Electric or Hybrid Cars: Which is the Better Investment?

When it comes to making a smart investment, electric vehicles (EVs) are the clear winner. Learn about federal and state incentives for EVs and PHEVs, plus how they compare in terms of purchase price, range, refueling costs, maintenance and experience.

Electric or Hybrid Cars: Which is the Better Investment?

When it comes to making a smart investment, electric vehicles (EVs) are the clear winner. They have lower net emissions, require less maintenance, and are more fun to drive. Plus, there are federal and state incentives that come with purchasing an electric or hybrid car. Rebates and incentives for electric and hybrid vehicles vary from state to state, so it's important to stay up-to-date on the current options available.

For drivers who make shorter trips, an EV may be the best choice.
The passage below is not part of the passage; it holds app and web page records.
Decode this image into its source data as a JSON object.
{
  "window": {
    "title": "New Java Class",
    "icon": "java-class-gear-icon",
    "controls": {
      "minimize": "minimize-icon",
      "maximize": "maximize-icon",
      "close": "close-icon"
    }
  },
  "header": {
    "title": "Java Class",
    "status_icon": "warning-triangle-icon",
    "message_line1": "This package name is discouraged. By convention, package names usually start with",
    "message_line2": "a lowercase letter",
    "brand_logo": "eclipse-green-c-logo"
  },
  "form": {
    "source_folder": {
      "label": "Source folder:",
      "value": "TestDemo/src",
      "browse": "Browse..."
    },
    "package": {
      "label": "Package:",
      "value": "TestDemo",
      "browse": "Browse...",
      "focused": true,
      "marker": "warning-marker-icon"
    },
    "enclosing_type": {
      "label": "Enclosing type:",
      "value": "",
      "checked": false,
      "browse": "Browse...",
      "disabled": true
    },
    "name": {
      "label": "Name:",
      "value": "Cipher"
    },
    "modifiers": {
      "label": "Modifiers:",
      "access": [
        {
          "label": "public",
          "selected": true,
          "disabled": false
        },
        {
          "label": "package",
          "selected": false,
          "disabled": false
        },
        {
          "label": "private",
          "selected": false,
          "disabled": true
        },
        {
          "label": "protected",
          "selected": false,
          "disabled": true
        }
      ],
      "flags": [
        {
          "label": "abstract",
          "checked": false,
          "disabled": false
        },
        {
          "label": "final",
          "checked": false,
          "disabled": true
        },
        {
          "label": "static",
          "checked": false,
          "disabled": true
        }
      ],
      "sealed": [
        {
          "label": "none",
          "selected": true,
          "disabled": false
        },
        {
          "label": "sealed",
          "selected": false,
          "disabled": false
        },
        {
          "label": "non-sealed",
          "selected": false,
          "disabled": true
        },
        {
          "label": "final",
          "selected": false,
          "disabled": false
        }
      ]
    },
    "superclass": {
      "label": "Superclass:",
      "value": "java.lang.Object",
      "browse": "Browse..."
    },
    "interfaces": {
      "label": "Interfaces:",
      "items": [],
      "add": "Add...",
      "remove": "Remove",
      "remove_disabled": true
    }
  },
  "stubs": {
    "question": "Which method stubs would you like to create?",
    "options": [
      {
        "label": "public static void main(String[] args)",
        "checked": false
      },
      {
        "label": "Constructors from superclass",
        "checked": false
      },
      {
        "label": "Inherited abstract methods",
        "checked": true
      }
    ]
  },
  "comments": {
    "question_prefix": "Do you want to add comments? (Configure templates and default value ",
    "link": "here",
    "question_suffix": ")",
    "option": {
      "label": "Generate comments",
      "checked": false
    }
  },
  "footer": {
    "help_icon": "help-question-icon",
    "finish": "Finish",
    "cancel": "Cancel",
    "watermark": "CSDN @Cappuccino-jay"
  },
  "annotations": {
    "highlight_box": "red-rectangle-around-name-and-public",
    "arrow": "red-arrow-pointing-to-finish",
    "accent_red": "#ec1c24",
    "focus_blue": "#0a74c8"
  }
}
However, for those who have a longer commute or take road trips, a plug-in hybrid car (PHEV) may be a better option. PHEVs generally have larger electric batteries than standard hybrids, with the ability to drive on electric power alone. Unlike plug-in and fully electric hybrid vehicles, hybrids are not eligible for federal tax credits.

A hybrid vehicle is more effective at saving money when the trip is short, and you can rely on the small electric battery for most of the driving time. Hybrid cars are a combination of two types of cars: electric cars and traditional cars that run on gasoline (ICE). Standard hybrids use regenerative braking and the ICE to charge a battery pack, providing supplemental electrical energy. Many hybrids only automatically derive energy from the electric motor below certain speeds, so they tend to be much more efficient under city driving conditions.

A hybrid works with an ICE and an electric motor, with separate batteries for each. Unlike traditional ICEs, EVs don't require you to pay for a full tank of gas every time the electric battery is “full” - instead, it is added to your home's electricity bill with a plug-in charger. Maintenance costs for hybrids may not be as high as traditional ICEs, but they will still end up costing more than an EV. Another type of car, the fuel cell electric vehicle (FCEV), is powered by an electric motor but uses a hydrogen-powered fuel cell.

Electricity comes from many generating sources, from the burning of fossil fuels to renewable sources such as solar, wind and hydroelectric energy. EVs tend to have dynamic performance since an electric motor delivers 100 percent of its available torque instantly. Plug-in hybrids can have mechanical problems that can be seen in both electrical cards and their ICE counterparts, although less frequently if the engine is not used as much. Hybrid and electric vehicles use electric car batteries that will eventually have to be discarded, and we do not yet fully understand the environmental impact of this.